Philosophy professor Stephen Amsa writes this in The Chronicle of Higher Education:
“Any careful reading of Bram Stoker’s Dracula, for example, will reveal not only a highly sexualized description of blood drinking, but an erotic characterization of the count himself.”
What he means to say, I think, is that a Freud-besotted modern reading confirms the Freudian orthodoxy about Dracula. But to paraphrase Freud, sometimes a moan is just a moan. A truly careful reading, on the other hand, which is attentive to the meanings of words in 1897 and to the overall tone, themes, and symbolism in the book, will not leave one with the feeling that Count Dracula is in any way erotic.

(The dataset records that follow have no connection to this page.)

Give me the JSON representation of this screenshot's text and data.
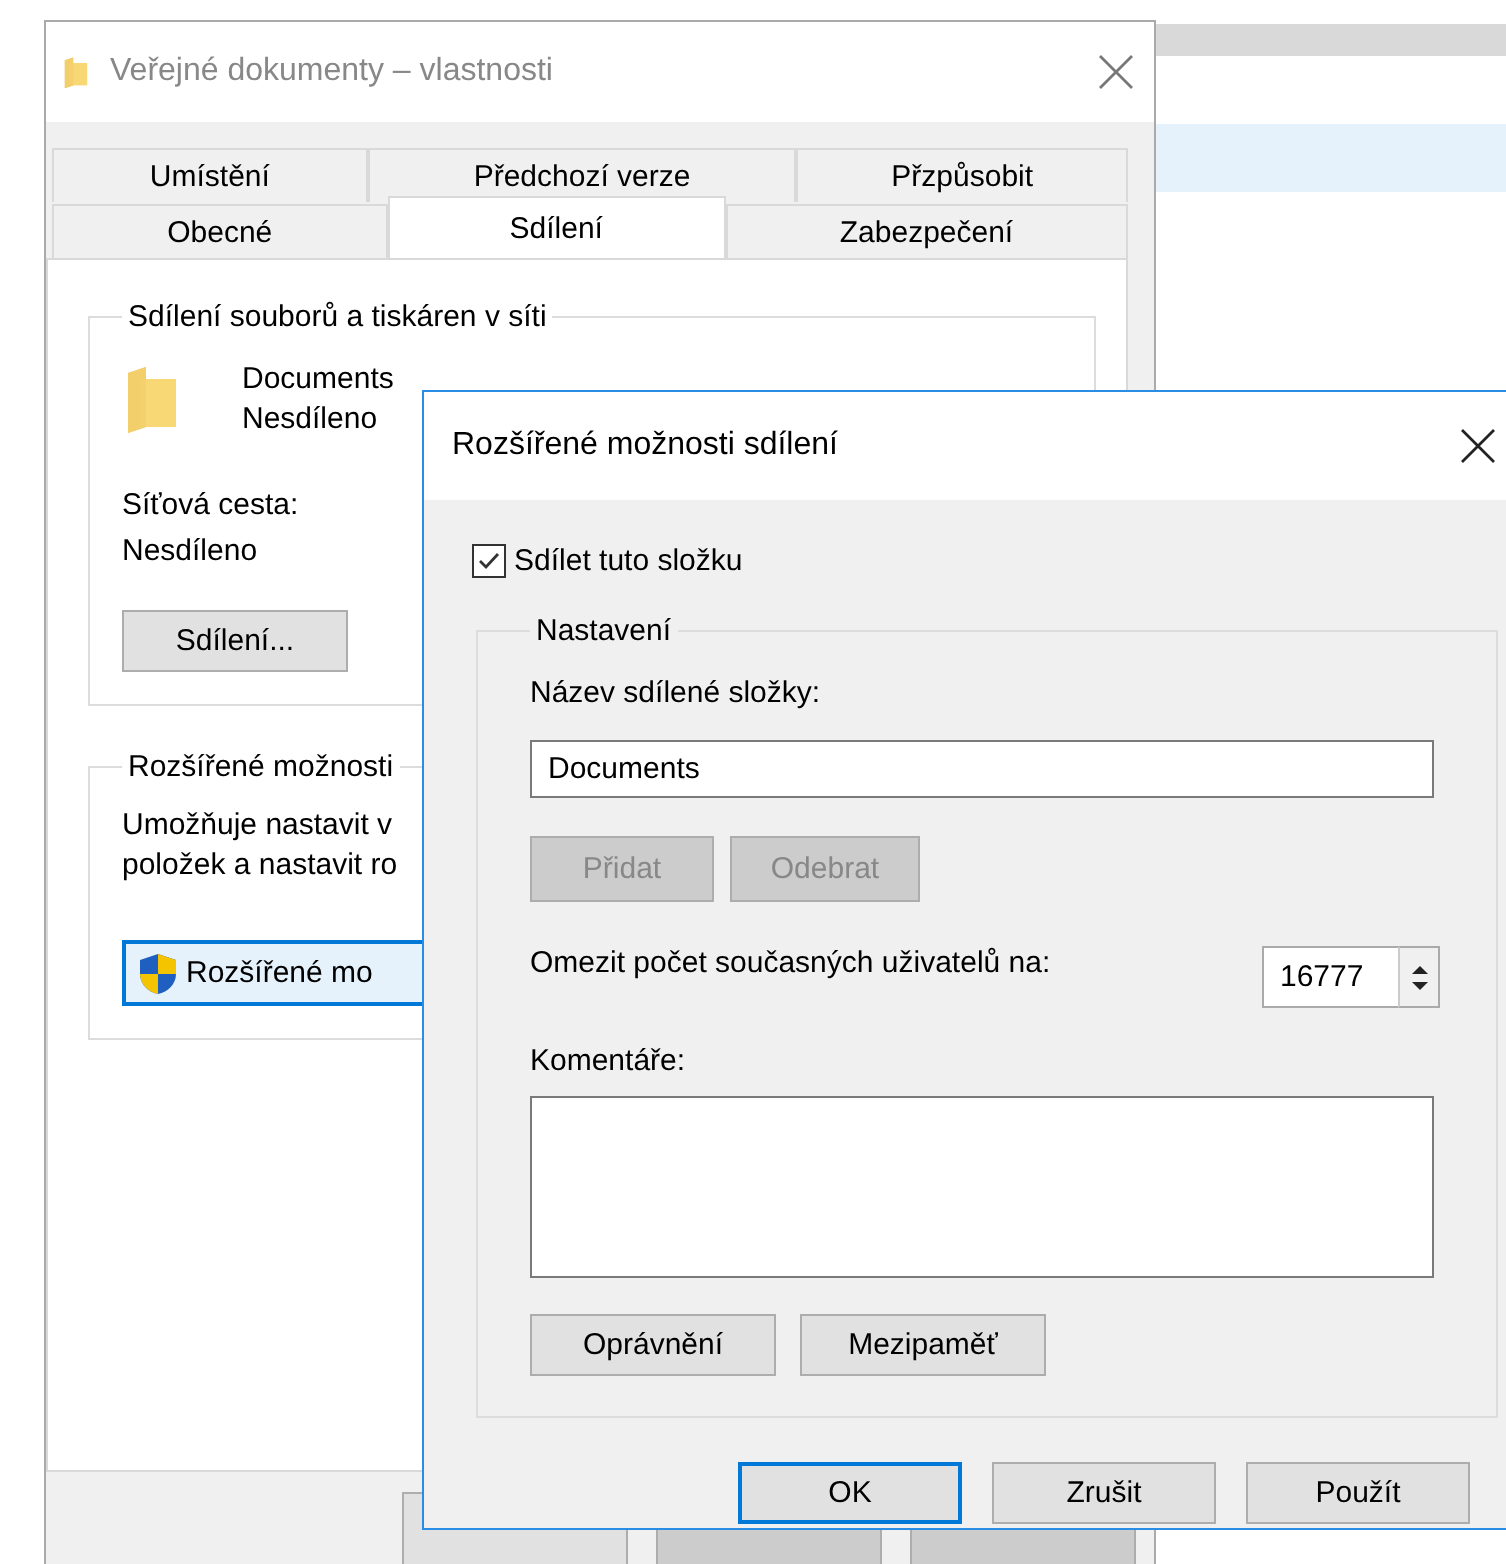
{
  "properties_window": {
    "title": "Veřejné dokumenty – vlastnosti",
    "tab_rows": [
      [
        {
          "label": "Umístění",
          "selected": false
        },
        {
          "label": "Předchozí verze",
          "selected": false
        },
        {
          "label": "Přzpůsobit",
          "selected": false
        }
      ],
      [
        {
          "label": "Obecné",
          "selected": false
        },
        {
          "label": "Sdílení",
          "selected": true
        },
        {
          "label": "Zabezpečení",
          "selected": false
        }
      ]
    ],
    "sharing_group": {
      "title": "Sdílení souborů a tiskáren v síti",
      "name": "Documents",
      "status": "Nesdíleno",
      "path_label": "Síťová cesta:",
      "path_value": "Nesdíleno",
      "button": "Sdílení..."
    },
    "advanced_group": {
      "title": "Rozšířené možnosti",
      "lines": [
        "Umožňuje nastavit v",
        "položek a nastavit ro"
      ],
      "button": "Rozšířené mo"
    },
    "footer_buttons": [
      {
        "disabled": false
      },
      {
        "disabled": true
      },
      {
        "disabled": true
      }
    ]
  },
  "advanced_dialog": {
    "title": "Rozšířené možnosti sdílení",
    "share_checkbox": {
      "label": "Sdílet tuto složku",
      "checked": true
    },
    "settings_group": {
      "title": "Nastavení",
      "share_name_label": "Název sdílené složky:",
      "share_name": "Documents",
      "add_button": {
        "label": "Přidat",
        "disabled": true
      },
      "remove_button": {
        "label": "Odebrat",
        "disabled": true
      },
      "limit_label": "Omezit počet současných uživatelů na:",
      "limit_value": "16777",
      "comments_label": "Komentáře:",
      "permissions_button": "Oprávnění",
      "caching_button": "Mezipaměť"
    },
    "buttons": [
      {
        "label": "OK",
        "default": true
      },
      {
        "label": "Zrušit",
        "default": false
      },
      {
        "label": "Použít",
        "default": false
      }
    ]
  }
}
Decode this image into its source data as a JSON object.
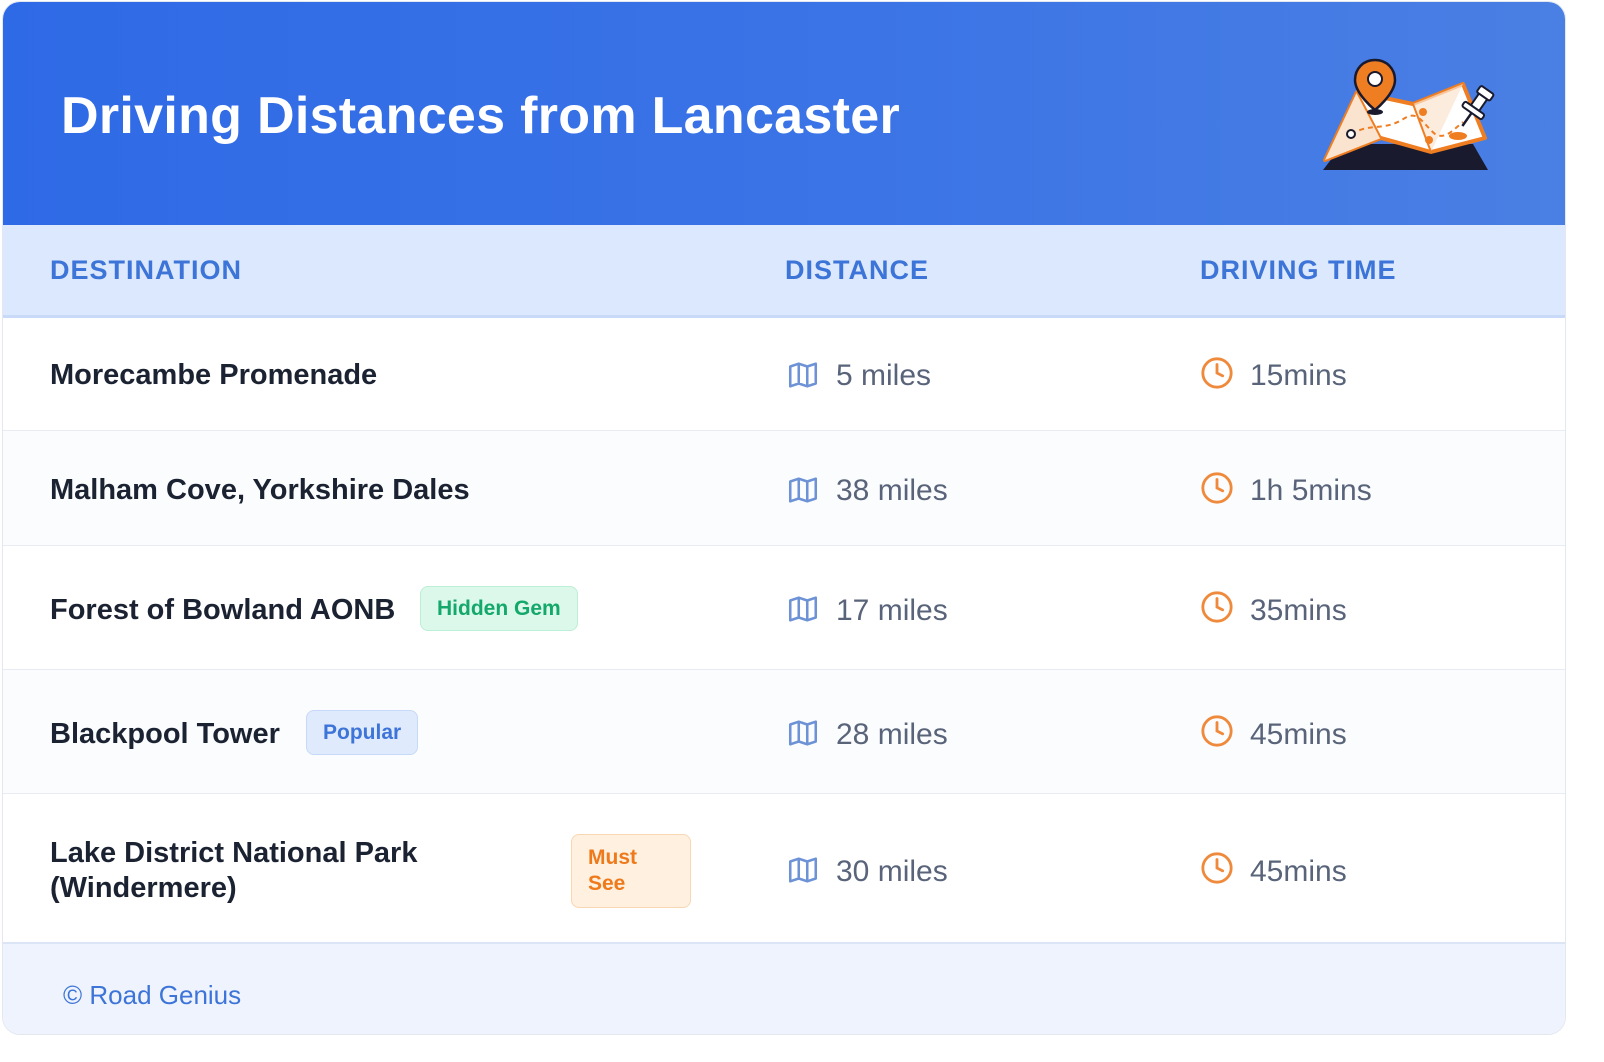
{
  "header": {
    "title": "Driving Distances from Lancaster"
  },
  "table": {
    "columns": [
      "DESTINATION",
      "DISTANCE",
      "DRIVING TIME"
    ],
    "rows": [
      {
        "destination": "Morecambe Promenade",
        "badge": "",
        "distance": "5 miles",
        "time": "15mins"
      },
      {
        "destination": "Malham Cove, Yorkshire Dales",
        "badge": "",
        "distance": "38 miles",
        "time": "1h 5mins"
      },
      {
        "destination": "Forest of Bowland AONB",
        "badge": "Hidden Gem",
        "distance": "17 miles",
        "time": "35mins"
      },
      {
        "destination": "Blackpool Tower",
        "badge": "Popular",
        "distance": "28 miles",
        "time": "45mins"
      },
      {
        "destination_line1": "Lake District National Park",
        "destination_line2": "(Windermere)",
        "badge": "Must See",
        "distance": "30 miles",
        "time": "45mins"
      }
    ]
  },
  "footer": {
    "credit": "© Road Genius"
  },
  "icons": {
    "distance": "map-icon",
    "time": "clock-icon",
    "header": "map-pin-illustration"
  },
  "colors": {
    "header_gradient_start": "#2f6ae6",
    "header_gradient_end": "#4a7fe3",
    "accent_blue": "#3d74d8",
    "clock_orange": "#ef8a3c",
    "badge_green": "#14a86b",
    "badge_orange": "#ee7a1b"
  }
}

I don’t know why this is such a big deal with me. Maybe because I don’t like it when academics all agree that something is obvious. Or maybe because there’s something vaguely misogynistic about reading what Dracula does to his female victims as seduction. Or maybe because I’m just contrary, and think Freud was creepy and a borderline pervert, and think we ought not import psycho-babble into texts. Regardless, I stand by my belief that the only good vampire is a dead vampire.